:: RECORDS FOR THE EXERCISE

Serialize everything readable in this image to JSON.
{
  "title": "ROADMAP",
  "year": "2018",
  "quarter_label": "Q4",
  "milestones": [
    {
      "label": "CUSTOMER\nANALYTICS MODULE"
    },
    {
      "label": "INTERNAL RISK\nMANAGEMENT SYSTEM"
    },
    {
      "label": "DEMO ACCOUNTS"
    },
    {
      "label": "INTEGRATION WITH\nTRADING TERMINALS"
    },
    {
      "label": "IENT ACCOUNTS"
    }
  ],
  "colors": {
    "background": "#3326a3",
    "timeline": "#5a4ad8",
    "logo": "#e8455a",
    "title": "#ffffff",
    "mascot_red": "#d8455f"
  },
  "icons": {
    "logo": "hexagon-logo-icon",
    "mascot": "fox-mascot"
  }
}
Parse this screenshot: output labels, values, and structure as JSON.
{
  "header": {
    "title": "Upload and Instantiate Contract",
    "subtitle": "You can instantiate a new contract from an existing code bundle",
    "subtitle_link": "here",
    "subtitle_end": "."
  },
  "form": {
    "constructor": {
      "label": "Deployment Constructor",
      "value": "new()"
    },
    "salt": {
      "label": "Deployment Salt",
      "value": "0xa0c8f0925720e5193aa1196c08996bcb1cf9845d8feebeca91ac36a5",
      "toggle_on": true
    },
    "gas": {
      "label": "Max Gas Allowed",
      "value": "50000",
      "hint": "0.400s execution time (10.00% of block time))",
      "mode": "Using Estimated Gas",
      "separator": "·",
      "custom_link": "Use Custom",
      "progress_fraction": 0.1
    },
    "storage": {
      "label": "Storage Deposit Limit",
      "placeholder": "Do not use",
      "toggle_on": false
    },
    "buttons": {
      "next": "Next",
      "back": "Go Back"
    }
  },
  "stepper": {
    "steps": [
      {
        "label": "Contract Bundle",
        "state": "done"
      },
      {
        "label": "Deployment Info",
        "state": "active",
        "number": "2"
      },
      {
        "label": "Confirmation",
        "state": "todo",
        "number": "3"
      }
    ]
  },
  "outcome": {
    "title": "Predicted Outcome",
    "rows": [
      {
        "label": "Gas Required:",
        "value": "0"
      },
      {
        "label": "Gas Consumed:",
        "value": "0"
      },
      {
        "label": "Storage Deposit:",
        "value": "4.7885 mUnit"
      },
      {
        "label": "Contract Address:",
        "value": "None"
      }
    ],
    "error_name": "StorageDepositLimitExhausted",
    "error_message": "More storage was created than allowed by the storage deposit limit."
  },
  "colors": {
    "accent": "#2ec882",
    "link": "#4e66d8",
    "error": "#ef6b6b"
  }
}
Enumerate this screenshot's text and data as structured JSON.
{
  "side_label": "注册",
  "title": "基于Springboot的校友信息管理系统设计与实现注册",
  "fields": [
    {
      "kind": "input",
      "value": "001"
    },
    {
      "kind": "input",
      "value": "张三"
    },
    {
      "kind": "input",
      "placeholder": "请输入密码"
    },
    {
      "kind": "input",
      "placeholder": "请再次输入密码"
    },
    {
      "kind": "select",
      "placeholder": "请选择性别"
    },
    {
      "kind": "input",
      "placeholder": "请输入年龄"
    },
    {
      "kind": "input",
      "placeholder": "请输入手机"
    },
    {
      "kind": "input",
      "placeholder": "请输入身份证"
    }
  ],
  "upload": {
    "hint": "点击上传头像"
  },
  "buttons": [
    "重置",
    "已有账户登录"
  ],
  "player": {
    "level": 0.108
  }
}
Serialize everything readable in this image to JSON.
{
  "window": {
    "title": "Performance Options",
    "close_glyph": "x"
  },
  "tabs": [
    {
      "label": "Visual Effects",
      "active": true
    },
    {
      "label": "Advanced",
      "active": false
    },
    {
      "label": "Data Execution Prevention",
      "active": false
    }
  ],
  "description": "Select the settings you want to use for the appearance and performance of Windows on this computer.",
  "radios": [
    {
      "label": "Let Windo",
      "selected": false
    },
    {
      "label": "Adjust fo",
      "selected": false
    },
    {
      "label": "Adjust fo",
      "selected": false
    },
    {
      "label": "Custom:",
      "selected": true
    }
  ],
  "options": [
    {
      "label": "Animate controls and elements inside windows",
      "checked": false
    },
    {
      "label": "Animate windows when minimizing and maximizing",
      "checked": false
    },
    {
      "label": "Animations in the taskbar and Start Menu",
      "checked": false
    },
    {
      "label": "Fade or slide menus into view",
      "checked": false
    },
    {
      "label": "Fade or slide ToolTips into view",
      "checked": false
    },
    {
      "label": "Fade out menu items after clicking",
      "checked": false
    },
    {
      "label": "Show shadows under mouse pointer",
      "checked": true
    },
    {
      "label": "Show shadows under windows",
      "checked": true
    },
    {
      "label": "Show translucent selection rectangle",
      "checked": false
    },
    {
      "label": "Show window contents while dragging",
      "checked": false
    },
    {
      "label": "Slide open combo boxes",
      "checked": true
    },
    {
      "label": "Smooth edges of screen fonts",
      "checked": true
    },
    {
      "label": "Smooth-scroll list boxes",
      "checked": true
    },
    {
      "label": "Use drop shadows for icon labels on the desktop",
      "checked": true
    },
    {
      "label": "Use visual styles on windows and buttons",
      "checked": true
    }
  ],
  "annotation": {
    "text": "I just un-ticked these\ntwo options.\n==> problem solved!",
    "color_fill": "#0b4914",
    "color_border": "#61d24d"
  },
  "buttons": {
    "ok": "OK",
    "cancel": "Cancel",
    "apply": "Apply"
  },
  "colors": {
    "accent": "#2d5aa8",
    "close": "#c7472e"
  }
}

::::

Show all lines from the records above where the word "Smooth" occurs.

      "label": "Smooth edges of screen fonts",
      "label": "Smooth-scroll list boxes",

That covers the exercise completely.